## [Instructions for the task]
Print all the records exactly as they stand.
>>
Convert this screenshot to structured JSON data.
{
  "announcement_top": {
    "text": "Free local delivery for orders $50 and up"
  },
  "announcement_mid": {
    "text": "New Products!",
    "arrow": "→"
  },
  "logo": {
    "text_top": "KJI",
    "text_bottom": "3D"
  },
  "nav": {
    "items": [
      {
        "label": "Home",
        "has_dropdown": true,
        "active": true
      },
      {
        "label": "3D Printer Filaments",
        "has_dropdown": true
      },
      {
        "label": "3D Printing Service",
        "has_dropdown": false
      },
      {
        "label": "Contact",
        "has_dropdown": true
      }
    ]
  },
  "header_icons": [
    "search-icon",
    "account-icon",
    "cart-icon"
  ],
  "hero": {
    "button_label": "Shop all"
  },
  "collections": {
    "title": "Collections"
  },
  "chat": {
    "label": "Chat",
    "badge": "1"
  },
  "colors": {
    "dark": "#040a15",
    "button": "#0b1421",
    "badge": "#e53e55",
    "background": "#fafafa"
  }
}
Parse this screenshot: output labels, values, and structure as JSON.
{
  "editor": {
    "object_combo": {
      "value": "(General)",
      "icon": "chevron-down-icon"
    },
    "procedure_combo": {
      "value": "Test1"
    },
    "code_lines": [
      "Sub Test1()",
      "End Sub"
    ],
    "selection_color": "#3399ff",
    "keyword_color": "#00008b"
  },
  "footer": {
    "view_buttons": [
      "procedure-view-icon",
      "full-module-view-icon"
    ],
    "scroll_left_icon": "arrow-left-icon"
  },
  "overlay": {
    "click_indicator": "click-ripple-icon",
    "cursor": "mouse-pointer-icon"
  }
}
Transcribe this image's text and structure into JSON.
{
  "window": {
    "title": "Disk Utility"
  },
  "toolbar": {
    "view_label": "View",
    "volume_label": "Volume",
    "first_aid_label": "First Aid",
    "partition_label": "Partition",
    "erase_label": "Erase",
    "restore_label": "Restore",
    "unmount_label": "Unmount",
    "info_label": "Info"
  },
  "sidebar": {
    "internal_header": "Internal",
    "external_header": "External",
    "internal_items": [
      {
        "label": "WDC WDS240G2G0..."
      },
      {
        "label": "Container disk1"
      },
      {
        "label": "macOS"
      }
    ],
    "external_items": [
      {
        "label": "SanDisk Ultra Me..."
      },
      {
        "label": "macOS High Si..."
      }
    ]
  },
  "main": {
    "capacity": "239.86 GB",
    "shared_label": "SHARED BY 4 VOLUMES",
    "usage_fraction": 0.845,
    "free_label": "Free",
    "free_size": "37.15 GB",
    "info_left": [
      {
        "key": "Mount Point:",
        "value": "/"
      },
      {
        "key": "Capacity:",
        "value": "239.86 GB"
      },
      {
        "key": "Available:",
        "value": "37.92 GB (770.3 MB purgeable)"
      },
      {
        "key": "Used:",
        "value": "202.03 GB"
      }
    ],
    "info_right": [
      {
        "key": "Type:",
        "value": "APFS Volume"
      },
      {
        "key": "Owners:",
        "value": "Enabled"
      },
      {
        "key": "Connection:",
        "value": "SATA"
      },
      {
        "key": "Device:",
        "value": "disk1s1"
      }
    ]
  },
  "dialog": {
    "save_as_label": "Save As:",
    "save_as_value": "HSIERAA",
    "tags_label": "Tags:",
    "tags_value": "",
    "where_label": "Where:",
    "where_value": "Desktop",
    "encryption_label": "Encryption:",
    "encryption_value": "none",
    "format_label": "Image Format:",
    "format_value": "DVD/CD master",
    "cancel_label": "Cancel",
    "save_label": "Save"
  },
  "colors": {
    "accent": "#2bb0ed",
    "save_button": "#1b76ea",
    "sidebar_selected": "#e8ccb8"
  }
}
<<
## [Solution to the problem]
Convert this screenshot to structured JSON data.
{
  "announcement_top": {
    "text": "Free local delivery for orders $50 and up"
  },
  "announcement_mid": {
    "text": "New Products!",
    "arrow": "→"
  },
  "logo": {
    "text_top": "KJI",
    "text_bottom": "3D"
  },
  "nav": {
    "items": [
      {
        "label": "Home",
        "has_dropdown": true,
        "active": true
      },
      {
        "label": "3D Printer Filaments",
        "has_dropdown": true
      },
      {
        "label": "3D Printing Service",
        "has_dropdown": false
      },
      {
        "label": "Contact",
        "has_dropdown": true
      }
    ]
  },
  "header_icons": [
    "search-icon",
    "account-icon",
    "cart-icon"
  ],
  "hero": {
    "button_label": "Shop all"
  },
  "collections": {
    "title": "Collections"
  },
  "chat": {
    "label": "Chat",
    "badge": "1"
  },
  "colors": {
    "dark": "#040a15",
    "button": "#0b1421",
    "badge": "#e53e55",
    "background": "#fafafa"
  }
}
Parse this screenshot: output labels, values, and structure as JSON.
{
  "editor": {
    "object_combo": {
      "value": "(General)",
      "icon": "chevron-down-icon"
    },
    "procedure_combo": {
      "value": "Test1"
    },
    "code_lines": [
      "Sub Test1()",
      "End Sub"
    ],
    "selection_color": "#3399ff",
    "keyword_color": "#00008b"
  },
  "footer": {
    "view_buttons": [
      "procedure-view-icon",
      "full-module-view-icon"
    ],
    "scroll_left_icon": "arrow-left-icon"
  },
  "overlay": {
    "click_indicator": "click-ripple-icon",
    "cursor": "mouse-pointer-icon"
  }
}
Transcribe this image's text and structure into JSON.
{
  "window": {
    "title": "Disk Utility"
  },
  "toolbar": {
    "view_label": "View",
    "volume_label": "Volume",
    "first_aid_label": "First Aid",
    "partition_label": "Partition",
    "erase_label": "Erase",
    "restore_label": "Restore",
    "unmount_label": "Unmount",
    "info_label": "Info"
  },
  "sidebar": {
    "internal_header": "Internal",
    "external_header": "External",
    "internal_items": [
      {
        "label": "WDC WDS240G2G0..."
      },
      {
        "label": "Container disk1"
      },
      {
        "label": "macOS"
      }
    ],
    "external_items": [
      {
        "label": "SanDisk Ultra Me..."
      },
      {
        "label": "macOS High Si..."
      }
    ]
  },
  "main": {
    "capacity": "239.86 GB",
    "shared_label": "SHARED BY 4 VOLUMES",
    "usage_fraction": 0.845,
    "free_label": "Free",
    "free_size": "37.15 GB",
    "info_left": [
      {
        "key": "Mount Point:",
        "value": "/"
      },
      {
        "key": "Capacity:",
        "value": "239.86 GB"
      },
      {
        "key": "Available:",
        "value": "37.92 GB (770.3 MB purgeable)"
      },
      {
        "key": "Used:",
        "value": "202.03 GB"
      }
    ],
    "info_right": [
      {
        "key": "Type:",
        "value": "APFS Volume"
      },
      {
        "key": "Owners:",
        "value": "Enabled"
      },
      {
        "key": "Connection:",
        "value": "SATA"
      },
      {
        "key": "Device:",
        "value": "disk1s1"
      }
    ]
  },
  "dialog": {
    "save_as_label": "Save As:",
    "save_as_value": "HSIERAA",
    "tags_label": "Tags:",
    "tags_value": "",
    "where_label": "Where:",
    "where_value": "Desktop",
    "encryption_label": "Encryption:",
    "encryption_value": "none",
    "format_label": "Image Format:",
    "format_value": "DVD/CD master",
    "cancel_label": "Cancel",
    "save_label": "Save"
  },
  "colors": {
    "accent": "#2bb0ed",
    "save_button": "#1b76ea",
    "sidebar_selected": "#e8ccb8"
  }
}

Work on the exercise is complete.